The Hermetia illucens species is known as a filth fly due to its breeding in manure and garbage, but its larva feeds on decaying organic material and can be beneficial in manure and compost piles.
They may also infest animal carcasses and bee combs. They are being sold for use in containers to decompose kitchen waste.
What are the disadvantages of black soldier fly larvae?
The black soldier fly has a disadvantage for biodegradation as it requires a warm environment that may be difficult to sustain in temperate climates.
The duration of its life cycle also varies depending on factors such as diet and temperature.
However, using feeds based on black soldier fly larvae can provide additional marketing opportunities for farmers in aquaculture, as some customers are opposed to the use of fishmeal in feeds.
Black soldier fly larvae are an excellent food source for your bearded dragons. These larvae are filled with essential nutrients like proteins, fats, calcium, and other necessary minerals.
Also, they have a high water content to give the right amount of moisture to the beardies.
However, you have to be careful with the quantity of BSFL; otherwise, the beardies might get obese.
You can also look for other insects mentioned in the article for your beardie feed. Thank you for reading the article.
Over the years, we have received emails from several bearded dragon owners asking our advice on whether BSFLs would be appropriate as feeders for them.
Please go through some of the doubts and questions that they had, and our answers below. It might cover something that we have missed in the article itself.
Letter 1 – Black Soldier Fly
I just found your site, while trying to identify this fly we found in our house. It looks like a mydas fly from your other pictures, however this has distinctive black and white legs…any ideas?
This is actually the Black Soldier Fly, Hermetia illucens. They DO resemble mydas flies at first glance.
Letter 2 – Black Soldier Fly Larva
What is this? Location: Missouri October 11, 2010 6:13 pm I found this inching across the floor of our shop.

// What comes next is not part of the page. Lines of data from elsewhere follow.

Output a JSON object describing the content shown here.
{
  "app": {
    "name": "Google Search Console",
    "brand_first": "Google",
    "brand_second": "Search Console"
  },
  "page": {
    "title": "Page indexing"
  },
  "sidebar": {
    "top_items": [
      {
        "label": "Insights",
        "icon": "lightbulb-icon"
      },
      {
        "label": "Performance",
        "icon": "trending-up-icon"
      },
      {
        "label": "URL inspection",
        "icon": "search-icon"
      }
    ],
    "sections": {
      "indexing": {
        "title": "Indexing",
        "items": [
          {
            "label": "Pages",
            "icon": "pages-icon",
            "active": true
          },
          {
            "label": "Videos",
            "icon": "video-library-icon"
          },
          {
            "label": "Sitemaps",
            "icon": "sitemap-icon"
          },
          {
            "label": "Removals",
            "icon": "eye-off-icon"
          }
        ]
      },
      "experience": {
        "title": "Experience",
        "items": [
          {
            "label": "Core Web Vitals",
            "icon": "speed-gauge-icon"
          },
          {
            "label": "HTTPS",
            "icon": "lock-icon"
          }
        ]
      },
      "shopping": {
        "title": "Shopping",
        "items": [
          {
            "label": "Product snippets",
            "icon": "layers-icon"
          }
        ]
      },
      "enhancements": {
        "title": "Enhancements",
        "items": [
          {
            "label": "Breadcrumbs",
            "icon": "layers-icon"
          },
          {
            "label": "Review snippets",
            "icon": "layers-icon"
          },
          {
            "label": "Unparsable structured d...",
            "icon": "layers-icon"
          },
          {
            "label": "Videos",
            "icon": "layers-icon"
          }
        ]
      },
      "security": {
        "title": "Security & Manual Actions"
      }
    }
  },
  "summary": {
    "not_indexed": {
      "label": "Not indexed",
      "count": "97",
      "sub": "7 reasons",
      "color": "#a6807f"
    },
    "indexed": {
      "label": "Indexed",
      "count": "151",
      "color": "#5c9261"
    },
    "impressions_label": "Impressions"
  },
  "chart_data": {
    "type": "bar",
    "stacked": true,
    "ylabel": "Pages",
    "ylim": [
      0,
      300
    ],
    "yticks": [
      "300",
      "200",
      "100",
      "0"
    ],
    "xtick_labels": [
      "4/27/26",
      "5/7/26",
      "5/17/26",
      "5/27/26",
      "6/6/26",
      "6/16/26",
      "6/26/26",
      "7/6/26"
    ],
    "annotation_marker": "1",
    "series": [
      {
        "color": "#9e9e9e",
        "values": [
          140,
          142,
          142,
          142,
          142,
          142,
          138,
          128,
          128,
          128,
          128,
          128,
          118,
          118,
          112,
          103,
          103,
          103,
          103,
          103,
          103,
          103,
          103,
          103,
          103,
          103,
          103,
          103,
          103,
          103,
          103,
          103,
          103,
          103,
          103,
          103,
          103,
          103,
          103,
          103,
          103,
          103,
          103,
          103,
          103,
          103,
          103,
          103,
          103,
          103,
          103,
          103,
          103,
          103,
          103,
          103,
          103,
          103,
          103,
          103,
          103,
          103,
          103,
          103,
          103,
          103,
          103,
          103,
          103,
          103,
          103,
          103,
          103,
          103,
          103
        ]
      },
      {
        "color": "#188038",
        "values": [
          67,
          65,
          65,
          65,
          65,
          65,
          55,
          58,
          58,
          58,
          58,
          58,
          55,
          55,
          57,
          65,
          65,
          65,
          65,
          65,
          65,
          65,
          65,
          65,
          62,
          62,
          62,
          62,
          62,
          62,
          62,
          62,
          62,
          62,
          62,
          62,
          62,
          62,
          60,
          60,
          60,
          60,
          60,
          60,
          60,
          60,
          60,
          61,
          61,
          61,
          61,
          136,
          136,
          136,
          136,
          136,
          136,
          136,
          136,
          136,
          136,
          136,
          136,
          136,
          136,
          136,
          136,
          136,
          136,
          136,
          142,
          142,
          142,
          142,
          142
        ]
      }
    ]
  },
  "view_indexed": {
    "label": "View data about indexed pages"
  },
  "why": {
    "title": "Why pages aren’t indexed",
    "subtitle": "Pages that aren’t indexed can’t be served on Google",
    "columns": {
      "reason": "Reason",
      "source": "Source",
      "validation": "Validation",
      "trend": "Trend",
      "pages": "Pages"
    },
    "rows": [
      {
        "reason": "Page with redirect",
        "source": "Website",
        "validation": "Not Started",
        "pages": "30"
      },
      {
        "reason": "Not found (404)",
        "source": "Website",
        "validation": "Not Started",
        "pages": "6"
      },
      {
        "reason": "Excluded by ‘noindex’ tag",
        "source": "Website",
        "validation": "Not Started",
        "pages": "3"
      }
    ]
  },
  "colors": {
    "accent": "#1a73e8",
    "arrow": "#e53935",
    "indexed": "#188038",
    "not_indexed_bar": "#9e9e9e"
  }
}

I work on a golf course at Lake Ozark ,MO. DO you know what it is? Signature: Tina Hi Tina, This appears to be a Black Soldier Fly Larva, Hermetia illucens, which you may compare to this photo on BugGuide. According to BugGuide, the: “Larvae live in compost, dung, rotting vegetation” so if there is some manure in the vicinity for keeping the greens well fertilized, the larvae may be reproducing there. This is a beneficial insect.
Letter 3 – Soldier Fly
Subject: Black flying insect Geographic location of the bug: Daytona beach Fl Date: 08/07/2018 Time: 01:17 PM EDT Your letter to the bugman: Found this in my home looked online found nothing seems like a carpenter bee How you want your letter signed: Trevor Dear Trevor, This is a Solder Fly, and we believe, because of the white legs, that it is a harmless Black Soldier Fly, Hermetia illucens, but we have never had to ID one from a ventral view. ResearchGate has a ventral view.
Letter 4 – Soldier Fly
Subject: Anthropod Classification Geographic location of the bug: United States, Florida Date: 03/24/2019 Time: 10:47 PM EDT Your letter to the bugman: Hi, I had to take pictures of anthropods I could find in my yard and classify the bugs for my zoology class. For the life of me, I can’t figure out what it is. I took the picture in my front yard and I am located in Florida. I appreciate any help you could offer me. Thank you in advance! How you want your letter signed: Willow Orr Dear Willow, Based on this BugGuide image, we believe this is a Soldier Fly in the genus Hedriodiscus. According to BugGuide: “spp. are very difficult to ID and not all are valid.” An even closer visual match is the Soldier Fly Odontomyia cincta, also pictured on BugGuide. Though we are uncertain of the species, we are confident this is a Soldier Fly. ou are spot on! It is an Odontomyia cincta Soldier Fly. Thank you so much for respond, I appreciate the help!